The ex-wives of former White House Staff Secretary Rob Porter have responded to President Donald Trump’s apparent insinuation that they lied about being physically and verbally abused by Porter during their respective marriages with him. Porter resigned from The White House on Wednesday after his alleged abuse of Jennifer Willoughby and Colbie Holderness was publicized, even as Chief of Staff John Kelly hailed Porter as “a man of true integrity and honor” while Trump repeatedly emphasized that Porter had denounced his ex-wives’ claims as lies. In respective Op-Ed’s for TIME magazine and The Washington Post, Willoughby and Holderness both addressed Trump’s comments, as well as a tweet sent out by the president a few days after Porter’s resignation, in which he bemoaned how a “mere allegation” can destroy the careers of the “falsely accused.”
Peoples lives are being shattered and destroyed by a mere allegation. Some are true and some are false. Some are old and some are new. There is no recovery for someone falsely accused – life and career are gone. Is there no such thing any longer as Due Process?
— Donald J. Trump (@realDonaldTrump) February 10, 2018
“There it is again,” wrote Willoughby in reference to the tweet. “The words ‘mere allegation’ and ‘falsely accused’ are meant to imply that I am a liar. That Colbie Holderness is a liar. That the work Rob was doing in the White House was of higher value than our mental, emotional or physical wellbeing. That his professional contributions are worth more than the truth. That abuse is something to be questioned and doubted.”
Trump was hardly the first one to question whether or not she had abused, Willoughby added. Society itself, she explained, always questions the victim’s account ahead of the abuser’s — a phenomenon she chalked up to a subconscious desire to pretend that such terrible things don’t really happen. Victims, she said, can have their self-esteem so run into the ground by repeated abuse that even they are left unsure of whether what’s happening to them is real — or whether they’ve just gone “crazy.”
Writing for The Washington Post, Holderness noted that a recent ex-girlfriend of Porter’s had reached out to Willoughby and herself to share her own account of abuse at his hands. The ex-girlfriend asked the two of them: “Am I crazy?”
“Boy, I could identify with that question,” wrote Holderness.
Holderness also took exception with comments from White House counselor Kellyanne Conway, who claimed that she wasn’t concerned for White House Communications Director Hope Hicks, who is reportedly dating Porter, because she had “rarely met somebody so strong with such excellent instincts and loyalty and smarts.”
Abuse, Holderness said, happens to women regardless of their “strength,” “instincts,” or “smarts.” Enduring and surviving abuse, she added, takes incredible strength — not to mention coming forward when you know that the President of the United States, as well as his various lackeys, are going to respond by calling your credibility into question.

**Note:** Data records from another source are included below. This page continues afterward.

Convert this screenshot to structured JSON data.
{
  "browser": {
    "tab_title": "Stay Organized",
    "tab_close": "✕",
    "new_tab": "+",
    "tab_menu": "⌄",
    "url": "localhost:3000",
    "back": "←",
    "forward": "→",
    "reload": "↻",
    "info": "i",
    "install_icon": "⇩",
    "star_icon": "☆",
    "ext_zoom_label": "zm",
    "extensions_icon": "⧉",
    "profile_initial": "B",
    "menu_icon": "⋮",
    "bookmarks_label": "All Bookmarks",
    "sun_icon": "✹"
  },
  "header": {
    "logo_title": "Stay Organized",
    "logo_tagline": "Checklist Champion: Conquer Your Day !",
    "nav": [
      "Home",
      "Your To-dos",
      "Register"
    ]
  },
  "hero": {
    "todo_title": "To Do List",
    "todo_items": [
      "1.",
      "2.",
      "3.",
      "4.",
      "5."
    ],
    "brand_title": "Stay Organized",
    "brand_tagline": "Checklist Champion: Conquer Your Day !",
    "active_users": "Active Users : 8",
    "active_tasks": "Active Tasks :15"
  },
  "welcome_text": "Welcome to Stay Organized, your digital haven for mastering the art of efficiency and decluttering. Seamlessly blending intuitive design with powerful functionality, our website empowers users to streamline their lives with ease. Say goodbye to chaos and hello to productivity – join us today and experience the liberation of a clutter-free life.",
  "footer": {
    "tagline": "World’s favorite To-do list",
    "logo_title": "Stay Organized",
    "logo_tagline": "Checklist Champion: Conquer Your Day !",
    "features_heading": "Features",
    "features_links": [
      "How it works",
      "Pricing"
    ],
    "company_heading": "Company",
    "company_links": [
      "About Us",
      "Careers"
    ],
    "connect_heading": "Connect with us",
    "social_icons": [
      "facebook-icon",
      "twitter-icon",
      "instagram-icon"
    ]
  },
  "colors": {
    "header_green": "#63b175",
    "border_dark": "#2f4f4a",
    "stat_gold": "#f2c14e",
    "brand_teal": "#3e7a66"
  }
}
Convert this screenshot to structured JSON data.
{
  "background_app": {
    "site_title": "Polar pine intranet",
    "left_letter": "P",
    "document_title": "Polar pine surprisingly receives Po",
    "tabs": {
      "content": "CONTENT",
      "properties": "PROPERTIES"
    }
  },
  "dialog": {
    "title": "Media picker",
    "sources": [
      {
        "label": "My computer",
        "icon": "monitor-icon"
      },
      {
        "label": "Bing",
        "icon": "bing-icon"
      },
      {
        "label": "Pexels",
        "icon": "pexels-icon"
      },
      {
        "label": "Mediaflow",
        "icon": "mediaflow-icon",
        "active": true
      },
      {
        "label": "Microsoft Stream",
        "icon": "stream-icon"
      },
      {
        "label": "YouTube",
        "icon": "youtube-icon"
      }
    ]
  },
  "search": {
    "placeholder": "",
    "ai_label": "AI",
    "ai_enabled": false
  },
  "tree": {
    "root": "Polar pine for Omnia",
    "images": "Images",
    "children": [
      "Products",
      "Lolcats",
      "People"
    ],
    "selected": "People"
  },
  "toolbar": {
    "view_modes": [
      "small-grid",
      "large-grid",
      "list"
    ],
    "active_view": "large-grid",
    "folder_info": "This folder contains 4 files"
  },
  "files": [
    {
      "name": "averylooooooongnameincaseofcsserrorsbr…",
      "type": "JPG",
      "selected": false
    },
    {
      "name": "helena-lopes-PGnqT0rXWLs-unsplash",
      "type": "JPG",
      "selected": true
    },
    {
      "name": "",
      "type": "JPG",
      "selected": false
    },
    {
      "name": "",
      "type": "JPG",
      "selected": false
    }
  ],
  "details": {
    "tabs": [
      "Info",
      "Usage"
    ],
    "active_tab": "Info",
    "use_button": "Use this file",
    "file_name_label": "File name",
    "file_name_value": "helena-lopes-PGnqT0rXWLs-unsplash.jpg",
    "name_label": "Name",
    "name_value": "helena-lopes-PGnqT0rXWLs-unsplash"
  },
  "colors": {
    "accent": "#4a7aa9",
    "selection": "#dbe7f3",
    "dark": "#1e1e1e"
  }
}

The scandal has been engulfing the White House for nearly a week now and on Tuesday CNN reported that Porter was up for a promotion, according to anonymous sources — despite White House officials having known about the abuse allegations from his ex-wives.